++++ EXTRACTED MATERIAL ++++

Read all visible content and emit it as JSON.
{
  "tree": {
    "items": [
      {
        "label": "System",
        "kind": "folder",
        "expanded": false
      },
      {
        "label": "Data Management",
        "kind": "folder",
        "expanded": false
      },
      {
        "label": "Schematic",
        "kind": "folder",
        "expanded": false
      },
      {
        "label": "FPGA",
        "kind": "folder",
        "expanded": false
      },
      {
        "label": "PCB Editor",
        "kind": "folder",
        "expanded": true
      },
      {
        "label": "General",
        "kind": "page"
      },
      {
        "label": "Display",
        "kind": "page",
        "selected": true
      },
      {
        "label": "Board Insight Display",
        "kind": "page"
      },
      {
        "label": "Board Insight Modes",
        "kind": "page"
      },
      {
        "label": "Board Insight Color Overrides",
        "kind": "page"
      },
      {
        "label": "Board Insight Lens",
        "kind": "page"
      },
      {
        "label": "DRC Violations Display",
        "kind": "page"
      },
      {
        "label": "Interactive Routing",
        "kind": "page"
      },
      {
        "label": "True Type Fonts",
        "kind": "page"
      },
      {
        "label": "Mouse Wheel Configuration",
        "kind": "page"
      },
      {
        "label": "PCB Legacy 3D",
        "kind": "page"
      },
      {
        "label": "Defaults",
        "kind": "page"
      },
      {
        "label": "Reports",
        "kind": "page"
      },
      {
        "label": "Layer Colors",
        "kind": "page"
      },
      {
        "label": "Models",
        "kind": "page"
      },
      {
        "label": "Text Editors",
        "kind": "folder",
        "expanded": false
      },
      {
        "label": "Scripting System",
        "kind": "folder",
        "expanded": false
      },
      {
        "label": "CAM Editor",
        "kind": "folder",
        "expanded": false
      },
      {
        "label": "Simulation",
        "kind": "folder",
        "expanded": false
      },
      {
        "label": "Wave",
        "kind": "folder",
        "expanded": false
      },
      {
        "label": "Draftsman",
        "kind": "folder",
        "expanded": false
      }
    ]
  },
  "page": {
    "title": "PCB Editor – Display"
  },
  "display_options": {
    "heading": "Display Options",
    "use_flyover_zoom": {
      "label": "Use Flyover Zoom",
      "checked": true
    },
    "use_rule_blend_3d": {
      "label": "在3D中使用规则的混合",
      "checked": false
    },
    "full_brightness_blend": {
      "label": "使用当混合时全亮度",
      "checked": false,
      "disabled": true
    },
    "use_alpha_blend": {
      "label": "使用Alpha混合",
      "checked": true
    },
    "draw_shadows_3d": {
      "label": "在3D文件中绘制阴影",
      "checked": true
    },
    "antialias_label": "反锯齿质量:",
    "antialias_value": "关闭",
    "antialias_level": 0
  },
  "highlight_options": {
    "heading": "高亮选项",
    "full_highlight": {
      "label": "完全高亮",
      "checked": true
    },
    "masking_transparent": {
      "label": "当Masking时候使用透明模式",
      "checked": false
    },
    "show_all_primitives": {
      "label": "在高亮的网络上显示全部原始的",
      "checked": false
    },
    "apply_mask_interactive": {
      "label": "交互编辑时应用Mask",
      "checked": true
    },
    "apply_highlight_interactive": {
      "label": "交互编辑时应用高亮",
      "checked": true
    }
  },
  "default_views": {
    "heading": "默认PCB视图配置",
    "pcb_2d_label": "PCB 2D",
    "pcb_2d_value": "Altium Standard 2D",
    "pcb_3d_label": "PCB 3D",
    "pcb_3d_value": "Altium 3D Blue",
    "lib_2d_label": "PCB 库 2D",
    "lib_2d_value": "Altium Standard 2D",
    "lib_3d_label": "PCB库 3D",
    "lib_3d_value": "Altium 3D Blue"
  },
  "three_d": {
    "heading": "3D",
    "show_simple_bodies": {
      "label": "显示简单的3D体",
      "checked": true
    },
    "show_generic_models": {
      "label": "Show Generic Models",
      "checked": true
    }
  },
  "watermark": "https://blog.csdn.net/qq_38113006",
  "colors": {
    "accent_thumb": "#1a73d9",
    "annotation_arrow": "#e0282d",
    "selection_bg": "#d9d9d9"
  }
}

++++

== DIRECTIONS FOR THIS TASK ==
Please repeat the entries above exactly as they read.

== RESULT OF THIS TASK ==
Read all visible content and emit it as JSON.
{
  "tree": {
    "items": [
      {
        "label": "System",
        "kind": "folder",
        "expanded": false
      },
      {
        "label": "Data Management",
        "kind": "folder",
        "expanded": false
      },
      {
        "label": "Schematic",
        "kind": "folder",
        "expanded": false
      },
      {
        "label": "FPGA",
        "kind": "folder",
        "expanded": false
      },
      {
        "label": "PCB Editor",
        "kind": "folder",
        "expanded": true
      },
      {
        "label": "General",
        "kind": "page"
      },
      {
        "label": "Display",
        "kind": "page",
        "selected": true
      },
      {
        "label": "Board Insight Display",
        "kind": "page"
      },
      {
        "label": "Board Insight Modes",
        "kind": "page"
      },
      {
        "label": "Board Insight Color Overrides",
        "kind": "page"
      },
      {
        "label": "Board Insight Lens",
        "kind": "page"
      },
      {
        "label": "DRC Violations Display",
        "kind": "page"
      },
      {
        "label": "Interactive Routing",
        "kind": "page"
      },
      {
        "label": "True Type Fonts",
        "kind": "page"
      },
      {
        "label": "Mouse Wheel Configuration",
        "kind": "page"
      },
      {
        "label": "PCB Legacy 3D",
        "kind": "page"
      },
      {
        "label": "Defaults",
        "kind": "page"
      },
      {
        "label": "Reports",
        "kind": "page"
      },
      {
        "label": "Layer Colors",
        "kind": "page"
      },
      {
        "label": "Models",
        "kind": "page"
      },
      {
        "label": "Text Editors",
        "kind": "folder",
        "expanded": false
      },
      {
        "label": "Scripting System",
        "kind": "folder",
        "expanded": false
      },
      {
        "label": "CAM Editor",
        "kind": "folder",
        "expanded": false
      },
      {
        "label": "Simulation",
        "kind": "folder",
        "expanded": false
      },
      {
        "label": "Wave",
        "kind": "folder",
        "expanded": false
      },
      {
        "label": "Draftsman",
        "kind": "folder",
        "expanded": false
      }
    ]
  },
  "page": {
    "title": "PCB Editor – Display"
  },
  "display_options": {
    "heading": "Display Options",
    "use_flyover_zoom": {
      "label": "Use Flyover Zoom",
      "checked": true
    },
    "use_rule_blend_3d": {
      "label": "在3D中使用规则的混合",
      "checked": false
    },
    "full_brightness_blend": {
      "label": "使用当混合时全亮度",
      "checked": false,
      "disabled": true
    },
    "use_alpha_blend": {
      "label": "使用Alpha混合",
      "checked": true
    },
    "draw_shadows_3d": {
      "label": "在3D文件中绘制阴影",
      "checked": true
    },
    "antialias_label": "反锯齿质量:",
    "antialias_value": "关闭",
    "antialias_level": 0
  },
  "highlight_options": {
    "heading": "高亮选项",
    "full_highlight": {
      "label": "完全高亮",
      "checked": true
    },
    "masking_transparent": {
      "label": "当Masking时候使用透明模式",
      "checked": false
    },
    "show_all_primitives": {
      "label": "在高亮的网络上显示全部原始的",
      "checked": false
    },
    "apply_mask_interactive": {
      "label": "交互编辑时应用Mask",
      "checked": true
    },
    "apply_highlight_interactive": {
      "label": "交互编辑时应用高亮",
      "checked": true
    }
  },
  "default_views": {
    "heading": "默认PCB视图配置",
    "pcb_2d_label": "PCB 2D",
    "pcb_2d_value": "Altium Standard 2D",
    "pcb_3d_label": "PCB 3D",
    "pcb_3d_value": "Altium 3D Blue",
    "lib_2d_label": "PCB 库 2D",
    "lib_2d_value": "Altium Standard 2D",
    "lib_3d_label": "PCB库 3D",
    "lib_3d_value": "Altium 3D Blue"
  },
  "three_d": {
    "heading": "3D",
    "show_simple_bodies": {
      "label": "显示简单的3D体",
      "checked": true
    },
    "show_generic_models": {
      "label": "Show Generic Models",
      "checked": true
    }
  },
  "watermark": "https://blog.csdn.net/qq_38113006",
  "colors": {
    "accent_thumb": "#1a73d9",
    "annotation_arrow": "#e0282d",
    "selection_bg": "#d9d9d9"
  }
}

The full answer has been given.